day with glassy-smooth valve seats and faces—but we had some uneasy moments ! After appalling experiences at the end of a tow-rope, in one of which I had to tow the thing 240 miles in one day, an automatically steering towing-gear was evolved, so that the machine may be towed about without anyone in it. A Charron lorry link-arm was procured from a car-breaker, the ball from one end put through a plate attached to the back axle of the faithful Swift, the other one being anchored to a plate immediately central and in line with the front axles of the Morgan ; this plate is situated underneath the lowest front tube, just behind the engine. The steering arm was cut from 2″ by iff bright steel, bent, and attached to the offside stub-axle by the nut on same and a U piece going round the extra heavy steering-arm, (these by the way are a feature of the car, being solid steel forgings). The Charron link arm is lengthened to about 6′ by the insertion of a length of ii-” tubing, and being springloaded for both thrust and pull, makes an excellent towing member. To this, at a distance from the Morgan end ball equal to the horizontal distance from the sliding axle to the ball at the end of the towing steering-arm, a plate is attached by U bolts. A ” Henry” link-arm cut to suitable length and provided with adjustment, connects the two. Incidentally the track-rod and linkarm of the car itself are also adjustable. This towinggear has proved very satisfactory, except for an alarming wobble which. occurs at very low speeds over rough roads. Towing at over 50 m.p.h. is possible and safe,
fierce braking having no effect on the stability of the Morgan, which follows dead in track. In conclusion, Femihough considers that the small
air-cooled single-cylinder three-wheeler, with its tax, could certainly be produced in the neighbourhood of 7o, at which price it should find a ready market. The following are records set up-to-date. CLASS I. 500 C.C. CYCLECARS.

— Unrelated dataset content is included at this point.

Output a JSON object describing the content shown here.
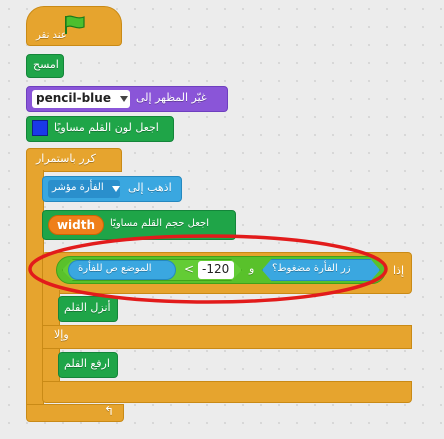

Flying kilo … … 71.81 m.p.h. 115.57 Km.p.h. Flying mile … … 71.71 „ 115.40 Plying 5 miles … 73.12 „ 117.68 Flying 5 kilos • • • 73.37 ,, 118.07 Standing io miles … 69.65 „ 112.09 Standing io kilos … 70.37 „ 113.24 1$
All these speeds except the mile and kilo beat the 750 c.c, class by over 10 m.p.h.